> **WHAT TO PRODUCE**:
Please print the full listing exactly.

<<<<

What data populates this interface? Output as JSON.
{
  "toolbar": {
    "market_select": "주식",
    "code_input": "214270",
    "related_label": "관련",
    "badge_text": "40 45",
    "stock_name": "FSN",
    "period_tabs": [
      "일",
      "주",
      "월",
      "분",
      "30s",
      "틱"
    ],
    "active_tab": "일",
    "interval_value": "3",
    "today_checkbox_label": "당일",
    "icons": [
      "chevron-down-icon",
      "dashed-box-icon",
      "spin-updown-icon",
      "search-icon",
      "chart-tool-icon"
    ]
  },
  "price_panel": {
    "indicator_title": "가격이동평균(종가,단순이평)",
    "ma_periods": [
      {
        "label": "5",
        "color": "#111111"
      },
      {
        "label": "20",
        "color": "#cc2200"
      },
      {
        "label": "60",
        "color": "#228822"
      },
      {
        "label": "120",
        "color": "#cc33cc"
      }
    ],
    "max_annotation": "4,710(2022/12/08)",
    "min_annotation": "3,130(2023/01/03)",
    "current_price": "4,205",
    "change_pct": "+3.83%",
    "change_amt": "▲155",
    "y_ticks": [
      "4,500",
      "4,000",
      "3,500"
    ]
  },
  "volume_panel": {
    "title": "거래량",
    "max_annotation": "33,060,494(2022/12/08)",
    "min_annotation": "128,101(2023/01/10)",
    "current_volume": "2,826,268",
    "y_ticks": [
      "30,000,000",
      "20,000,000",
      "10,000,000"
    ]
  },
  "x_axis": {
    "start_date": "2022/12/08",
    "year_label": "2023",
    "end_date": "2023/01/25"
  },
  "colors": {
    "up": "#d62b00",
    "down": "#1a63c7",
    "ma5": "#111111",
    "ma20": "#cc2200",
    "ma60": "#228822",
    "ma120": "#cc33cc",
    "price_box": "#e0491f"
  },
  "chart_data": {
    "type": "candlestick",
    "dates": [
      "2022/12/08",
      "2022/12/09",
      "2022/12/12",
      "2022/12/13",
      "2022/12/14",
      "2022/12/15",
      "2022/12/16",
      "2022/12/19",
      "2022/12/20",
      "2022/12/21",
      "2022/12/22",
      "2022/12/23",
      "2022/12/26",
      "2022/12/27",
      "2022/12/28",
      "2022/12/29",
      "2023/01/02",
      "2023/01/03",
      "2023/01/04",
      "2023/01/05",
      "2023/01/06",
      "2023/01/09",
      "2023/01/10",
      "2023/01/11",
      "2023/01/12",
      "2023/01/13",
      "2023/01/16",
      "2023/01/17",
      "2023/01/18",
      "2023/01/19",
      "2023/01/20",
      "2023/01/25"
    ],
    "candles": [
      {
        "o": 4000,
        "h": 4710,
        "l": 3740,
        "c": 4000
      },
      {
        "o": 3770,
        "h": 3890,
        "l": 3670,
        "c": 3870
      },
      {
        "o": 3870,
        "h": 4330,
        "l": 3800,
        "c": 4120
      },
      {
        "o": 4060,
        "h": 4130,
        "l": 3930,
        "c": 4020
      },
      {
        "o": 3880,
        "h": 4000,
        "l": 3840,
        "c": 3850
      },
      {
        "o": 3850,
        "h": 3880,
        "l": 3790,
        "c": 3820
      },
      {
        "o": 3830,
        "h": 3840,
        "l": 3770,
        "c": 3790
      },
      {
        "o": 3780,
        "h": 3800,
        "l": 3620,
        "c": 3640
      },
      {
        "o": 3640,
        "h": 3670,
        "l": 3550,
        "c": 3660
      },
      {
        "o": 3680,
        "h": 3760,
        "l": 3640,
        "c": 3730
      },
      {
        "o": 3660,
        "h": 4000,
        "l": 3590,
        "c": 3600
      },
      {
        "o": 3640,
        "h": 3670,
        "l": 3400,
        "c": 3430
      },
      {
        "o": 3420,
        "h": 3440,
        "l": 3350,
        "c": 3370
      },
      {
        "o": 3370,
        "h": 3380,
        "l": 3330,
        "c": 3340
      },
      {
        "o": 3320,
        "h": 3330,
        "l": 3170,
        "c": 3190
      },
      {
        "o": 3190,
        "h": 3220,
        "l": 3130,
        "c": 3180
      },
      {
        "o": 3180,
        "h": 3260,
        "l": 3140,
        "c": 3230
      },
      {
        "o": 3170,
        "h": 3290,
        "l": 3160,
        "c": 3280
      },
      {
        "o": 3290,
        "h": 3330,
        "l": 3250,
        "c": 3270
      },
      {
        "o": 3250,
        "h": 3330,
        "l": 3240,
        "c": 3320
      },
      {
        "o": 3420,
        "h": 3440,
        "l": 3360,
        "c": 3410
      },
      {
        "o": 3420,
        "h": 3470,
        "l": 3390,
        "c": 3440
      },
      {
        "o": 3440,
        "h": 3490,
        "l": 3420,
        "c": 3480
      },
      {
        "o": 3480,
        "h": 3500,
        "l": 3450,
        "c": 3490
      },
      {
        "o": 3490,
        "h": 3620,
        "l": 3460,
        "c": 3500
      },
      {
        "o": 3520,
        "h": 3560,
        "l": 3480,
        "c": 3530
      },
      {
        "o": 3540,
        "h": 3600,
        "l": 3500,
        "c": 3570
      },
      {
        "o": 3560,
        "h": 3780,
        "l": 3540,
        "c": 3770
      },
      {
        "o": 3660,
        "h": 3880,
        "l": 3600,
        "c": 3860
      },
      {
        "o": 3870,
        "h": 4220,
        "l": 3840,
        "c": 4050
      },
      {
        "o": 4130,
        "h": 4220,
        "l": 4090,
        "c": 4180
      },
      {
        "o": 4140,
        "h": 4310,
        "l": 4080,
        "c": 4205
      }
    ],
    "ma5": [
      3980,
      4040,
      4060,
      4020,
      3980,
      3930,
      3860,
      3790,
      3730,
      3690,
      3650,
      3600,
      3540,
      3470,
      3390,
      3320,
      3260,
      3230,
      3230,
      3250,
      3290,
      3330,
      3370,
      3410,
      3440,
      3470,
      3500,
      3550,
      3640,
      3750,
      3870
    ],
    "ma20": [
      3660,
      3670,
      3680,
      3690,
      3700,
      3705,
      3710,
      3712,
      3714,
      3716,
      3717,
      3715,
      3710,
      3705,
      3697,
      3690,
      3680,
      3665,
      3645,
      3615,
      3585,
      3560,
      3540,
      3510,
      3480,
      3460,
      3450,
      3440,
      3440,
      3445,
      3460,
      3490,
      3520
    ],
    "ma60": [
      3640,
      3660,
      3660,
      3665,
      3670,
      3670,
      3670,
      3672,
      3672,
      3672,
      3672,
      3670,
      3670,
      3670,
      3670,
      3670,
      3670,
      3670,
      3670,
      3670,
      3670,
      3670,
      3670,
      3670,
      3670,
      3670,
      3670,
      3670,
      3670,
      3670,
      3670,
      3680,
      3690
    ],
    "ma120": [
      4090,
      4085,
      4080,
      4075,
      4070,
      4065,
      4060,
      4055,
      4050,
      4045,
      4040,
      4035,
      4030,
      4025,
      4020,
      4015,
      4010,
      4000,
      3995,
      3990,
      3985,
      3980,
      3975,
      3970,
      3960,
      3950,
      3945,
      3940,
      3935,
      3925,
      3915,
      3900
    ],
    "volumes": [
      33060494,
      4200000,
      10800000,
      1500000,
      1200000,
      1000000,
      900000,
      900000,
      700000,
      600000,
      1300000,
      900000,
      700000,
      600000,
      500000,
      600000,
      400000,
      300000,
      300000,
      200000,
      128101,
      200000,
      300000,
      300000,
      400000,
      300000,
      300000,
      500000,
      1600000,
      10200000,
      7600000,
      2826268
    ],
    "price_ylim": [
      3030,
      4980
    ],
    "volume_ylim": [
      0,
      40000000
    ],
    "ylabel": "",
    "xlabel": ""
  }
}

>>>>

> **ANSWER**:
What data populates this interface? Output as JSON.
{
  "toolbar": {
    "market_select": "주식",
    "code_input": "214270",
    "related_label": "관련",
    "badge_text": "40 45",
    "stock_name": "FSN",
    "period_tabs": [
      "일",
      "주",
      "월",
      "분",
      "30s",
      "틱"
    ],
    "active_tab": "일",
    "interval_value": "3",
    "today_checkbox_label": "당일",
    "icons": [
      "chevron-down-icon",
      "dashed-box-icon",
      "spin-updown-icon",
      "search-icon",
      "chart-tool-icon"
    ]
  },
  "price_panel": {
    "indicator_title": "가격이동평균(종가,단순이평)",
    "ma_periods": [
      {
        "label": "5",
        "color": "#111111"
      },
      {
        "label": "20",
        "color": "#cc2200"
      },
      {
        "label": "60",
        "color": "#228822"
      },
      {
        "label": "120",
        "color": "#cc33cc"
      }
    ],
    "max_annotation": "4,710(2022/12/08)",
    "min_annotation": "3,130(2023/01/03)",
    "current_price": "4,205",
    "change_pct": "+3.83%",
    "change_amt": "▲155",
    "y_ticks": [
      "4,500",
      "4,000",
      "3,500"
    ]
  },
  "volume_panel": {
    "title": "거래량",
    "max_annotation": "33,060,494(2022/12/08)",
    "min_annotation": "128,101(2023/01/10)",
    "current_volume": "2,826,268",
    "y_ticks": [
      "30,000,000",
      "20,000,000",
      "10,000,000"
    ]
  },
  "x_axis": {
    "start_date": "2022/12/08",
    "year_label": "2023",
    "end_date": "2023/01/25"
  },
  "colors": {
    "up": "#d62b00",
    "down": "#1a63c7",
    "ma5": "#111111",
    "ma20": "#cc2200",
    "ma60": "#228822",
    "ma120": "#cc33cc",
    "price_box": "#e0491f"
  },
  "chart_data": {
    "type": "candlestick",
    "dates": [
      "2022/12/08",
      "2022/12/09",
      "2022/12/12",
      "2022/12/13",
      "2022/12/14",
      "2022/12/15",
      "2022/12/16",
      "2022/12/19",
      "2022/12/20",
      "2022/12/21",
      "2022/12/22",
      "2022/12/23",
      "2022/12/26",
      "2022/12/27",
      "2022/12/28",
      "2022/12/29",
      "2023/01/02",
      "2023/01/03",
      "2023/01/04",
      "2023/01/05",
      "2023/01/06",
      "2023/01/09",
      "2023/01/10",
      "2023/01/11",
      "2023/01/12",
      "2023/01/13",
      "2023/01/16",
      "2023/01/17",
      "2023/01/18",
      "2023/01/19",
      "2023/01/20",
      "2023/01/25"
    ],
    "candles": [
      {
        "o": 4000,
        "h": 4710,
        "l": 3740,
        "c": 4000
      },
      {
        "o": 3770,
        "h": 3890,
        "l": 3670,
        "c": 3870
      },
      {
        "o": 3870,
        "h": 4330,
        "l": 3800,
        "c": 4120
      },
      {
        "o": 4060,
        "h": 4130,
        "l": 3930,
        "c": 4020
      },
      {
        "o": 3880,
        "h": 4000,
        "l": 3840,
        "c": 3850
      },
      {
        "o": 3850,
        "h": 3880,
        "l": 3790,
        "c": 3820
      },
      {
        "o": 3830,
        "h": 3840,
        "l": 3770,
        "c": 3790
      },
      {
        "o": 3780,
        "h": 3800,
        "l": 3620,
        "c": 3640
      },
      {
        "o": 3640,
        "h": 3670,
        "l": 3550,
        "c": 3660
      },
      {
        "o": 3680,
        "h": 3760,
        "l": 3640,
        "c": 3730
      },
      {
        "o": 3660,
        "h": 4000,
        "l": 3590,
        "c": 3600
      },
      {
        "o": 3640,
        "h": 3670,
        "l": 3400,
        "c": 3430
      },
      {
        "o": 3420,
        "h": 3440,
        "l": 3350,
        "c": 3370
      },
      {
        "o": 3370,
        "h": 3380,
        "l": 3330,
        "c": 3340
      },
      {
        "o": 3320,
        "h": 3330,
        "l": 3170,
        "c": 3190
      },
      {
        "o": 3190,
        "h": 3220,
        "l": 3130,
        "c": 3180
      },
      {
        "o": 3180,
        "h": 3260,
        "l": 3140,
        "c": 3230
      },
      {
        "o": 3170,
        "h": 3290,
        "l": 3160,
        "c": 3280
      },
      {
        "o": 3290,
        "h": 3330,
        "l": 3250,
        "c": 3270
      },
      {
        "o": 3250,
        "h": 3330,
        "l": 3240,
        "c": 3320
      },
      {
        "o": 3420,
        "h": 3440,
        "l": 3360,
        "c": 3410
      },
      {
        "o": 3420,
        "h": 3470,
        "l": 3390,
        "c": 3440
      },
      {
        "o": 3440,
        "h": 3490,
        "l": 3420,
        "c": 3480
      },
      {
        "o": 3480,
        "h": 3500,
        "l": 3450,
        "c": 3490
      },
      {
        "o": 3490,
        "h": 3620,
        "l": 3460,
        "c": 3500
      },
      {
        "o": 3520,
        "h": 3560,
        "l": 3480,
        "c": 3530
      },
      {
        "o": 3540,
        "h": 3600,
        "l": 3500,
        "c": 3570
      },
      {
        "o": 3560,
        "h": 3780,
        "l": 3540,
        "c": 3770
      },
      {
        "o": 3660,
        "h": 3880,
        "l": 3600,
        "c": 3860
      },
      {
        "o": 3870,
        "h": 4220,
        "l": 3840,
        "c": 4050
      },
      {
        "o": 4130,
        "h": 4220,
        "l": 4090,
        "c": 4180
      },
      {
        "o": 4140,
        "h": 4310,
        "l": 4080,
        "c": 4205
      }
    ],
    "ma5": [
      3980,
      4040,
      4060,
      4020,
      3980,
      3930,
      3860,
      3790,
      3730,
      3690,
      3650,
      3600,
      3540,
      3470,
      3390,
      3320,
      3260,
      3230,
      3230,
      3250,
      3290,
      3330,
      3370,
      3410,
      3440,
      3470,
      3500,
      3550,
      3640,
      3750,
      3870
    ],
    "ma20": [
      3660,
      3670,
      3680,
      3690,
      3700,
      3705,
      3710,
      3712,
      3714,
      3716,
      3717,
      3715,
      3710,
      3705,
      3697,
      3690,
      3680,
      3665,
      3645,
      3615,
      3585,
      3560,
      3540,
      3510,
      3480,
      3460,
      3450,
      3440,
      3440,
      3445,
      3460,
      3490,
      3520
    ],
    "ma60": [
      3640,
      3660,
      3660,
      3665,
      3670,
      3670,
      3670,
      3672,
      3672,
      3672,
      3672,
      3670,
      3670,
      3670,
      3670,
      3670,
      3670,
      3670,
      3670,
      3670,
      3670,
      3670,
      3670,
      3670,
      3670,
      3670,
      3670,
      3670,
      3670,
      3670,
      3670,
      3680,
      3690
    ],
    "ma120": [
      4090,
      4085,
      4080,
      4075,
      4070,
      4065,
      4060,
      4055,
      4050,
      4045,
      4040,
      4035,
      4030,
      4025,
      4020,
      4015,
      4010,
      4000,
      3995,
      3990,
      3985,
      3980,
      3975,
      3970,
      3960,
      3950,
      3945,
      3940,
      3935,
      3925,
      3915,
      3900
    ],
    "volumes": [
      33060494,
      4200000,
      10800000,
      1500000,
      1200000,
      1000000,
      900000,
      900000,
      700000,
      600000,
      1300000,
      900000,
      700000,
      600000,
      500000,
      600000,
      400000,
      300000,
      300000,
      200000,
      128101,
      200000,
      300000,
      300000,
      400000,
      300000,
      300000,
      500000,
      1600000,
      10200000,
      7600000,
      2826268
    ],
    "price_ylim": [
      3030,
      4980
    ],
    "volume_ylim": [
      0,
      40000000
    ],
    "ylabel": "",
    "xlabel": ""
  }
}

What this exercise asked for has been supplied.